- Moorcroft PR, Hurtt GC, and Pacala SW (2001) A method for scaling vegetation dynamics: The Ecosystem Demography Model (ED). Ecological Monographs. 71(4): 557-586. (Abstract)
- Hurtt GC, Pacala SW, Moorcroft PR, Caspersen J, Shevliakova E, Houghton RA and Moore, B (2002) Projecting the future of the U.S. carbon sink. Procedings of the National Academy of Sciences. 99: 1389-1394. (Paper)
- Hurtt GC, Dubayah R, Drake J, Moorcroft PR, Pacala SW, Blair JB and Fearon MG (2004) Beyond potential vegetation: combining lidar data and a height-structured model for carbon studies. Ecological Applications. 14(3): 873-883. (Abstract)
- Thomas RQ, Hurtt GC, Dubayah R and Shilz MH (2008) Using lidar data and a height-structured ecosystem model to estimate forest carbon stocks and fluxes over mountainous terrain. Canadian Journal of Remote Sensing. 34(S2): S351-S363. (Abstract)
- Hurtt GC, Fisk JP, Thomas RQ, Dubayah R, Moorcroft PR and Shugart HH (2010) Linking models and data on vegetation structure.
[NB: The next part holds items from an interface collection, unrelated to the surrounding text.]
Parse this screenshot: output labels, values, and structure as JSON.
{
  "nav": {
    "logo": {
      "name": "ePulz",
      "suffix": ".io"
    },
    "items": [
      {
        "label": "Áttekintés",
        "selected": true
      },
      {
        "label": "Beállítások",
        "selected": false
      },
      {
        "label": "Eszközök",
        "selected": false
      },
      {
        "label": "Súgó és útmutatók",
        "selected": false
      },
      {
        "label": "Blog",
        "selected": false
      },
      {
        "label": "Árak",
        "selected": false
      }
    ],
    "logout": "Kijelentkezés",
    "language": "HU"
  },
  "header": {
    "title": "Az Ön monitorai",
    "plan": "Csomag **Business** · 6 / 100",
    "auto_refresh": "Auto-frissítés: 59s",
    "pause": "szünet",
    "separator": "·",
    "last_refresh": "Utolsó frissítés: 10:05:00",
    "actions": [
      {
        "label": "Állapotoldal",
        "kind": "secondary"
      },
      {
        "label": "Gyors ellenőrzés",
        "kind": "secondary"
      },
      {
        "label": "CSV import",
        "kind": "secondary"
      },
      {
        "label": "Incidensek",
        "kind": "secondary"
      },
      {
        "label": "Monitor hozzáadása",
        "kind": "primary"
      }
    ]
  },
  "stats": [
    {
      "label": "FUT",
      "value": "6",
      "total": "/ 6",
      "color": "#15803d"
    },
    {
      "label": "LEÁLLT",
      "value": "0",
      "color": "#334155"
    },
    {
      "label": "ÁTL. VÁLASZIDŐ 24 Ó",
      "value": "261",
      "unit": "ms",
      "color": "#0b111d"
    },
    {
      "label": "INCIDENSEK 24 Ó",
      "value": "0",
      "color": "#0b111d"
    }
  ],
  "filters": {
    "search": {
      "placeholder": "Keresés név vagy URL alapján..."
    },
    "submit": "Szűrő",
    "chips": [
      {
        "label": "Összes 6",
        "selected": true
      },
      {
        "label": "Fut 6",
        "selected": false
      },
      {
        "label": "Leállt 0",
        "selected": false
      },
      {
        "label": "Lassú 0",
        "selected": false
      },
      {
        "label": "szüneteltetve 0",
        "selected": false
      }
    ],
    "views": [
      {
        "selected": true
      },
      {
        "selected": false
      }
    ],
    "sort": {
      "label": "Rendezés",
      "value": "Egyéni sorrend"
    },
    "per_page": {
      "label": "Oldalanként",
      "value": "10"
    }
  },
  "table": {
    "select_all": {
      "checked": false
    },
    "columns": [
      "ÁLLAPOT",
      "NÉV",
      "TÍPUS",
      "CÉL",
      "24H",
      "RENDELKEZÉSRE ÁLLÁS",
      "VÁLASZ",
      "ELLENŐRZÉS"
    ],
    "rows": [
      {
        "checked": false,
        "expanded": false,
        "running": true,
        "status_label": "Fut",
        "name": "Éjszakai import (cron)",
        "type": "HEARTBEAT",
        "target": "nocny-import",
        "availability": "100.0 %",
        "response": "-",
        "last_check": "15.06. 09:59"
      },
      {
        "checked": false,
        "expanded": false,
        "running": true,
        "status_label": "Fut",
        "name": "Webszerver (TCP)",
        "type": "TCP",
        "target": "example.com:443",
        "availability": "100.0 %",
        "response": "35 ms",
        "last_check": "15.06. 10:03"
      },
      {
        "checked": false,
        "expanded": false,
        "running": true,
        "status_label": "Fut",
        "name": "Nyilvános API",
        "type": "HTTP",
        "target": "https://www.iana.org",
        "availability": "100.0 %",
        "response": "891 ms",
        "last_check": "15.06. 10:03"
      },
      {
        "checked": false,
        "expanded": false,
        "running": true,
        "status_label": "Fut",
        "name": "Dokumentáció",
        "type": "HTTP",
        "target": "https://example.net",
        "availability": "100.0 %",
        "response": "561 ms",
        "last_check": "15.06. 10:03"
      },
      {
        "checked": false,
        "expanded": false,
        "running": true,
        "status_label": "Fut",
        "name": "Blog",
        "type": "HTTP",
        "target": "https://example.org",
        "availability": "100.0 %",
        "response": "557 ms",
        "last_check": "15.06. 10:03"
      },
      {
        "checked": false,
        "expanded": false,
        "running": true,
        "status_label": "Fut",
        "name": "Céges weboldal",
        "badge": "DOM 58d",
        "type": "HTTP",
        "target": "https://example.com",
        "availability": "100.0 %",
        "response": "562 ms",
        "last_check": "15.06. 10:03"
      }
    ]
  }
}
Journal of Geophysical Research. 115(G2). (Abstract)
- Fisk JP, Hurtt GC, Chambers JQ, Zeng H, Dolan KA and Negrón-Juárez RI (2013) The impacts of tropical cyclones on the net carbon balance of eastern US forests (1851-2000). Environmental Research Letters. 8(4). (Paper)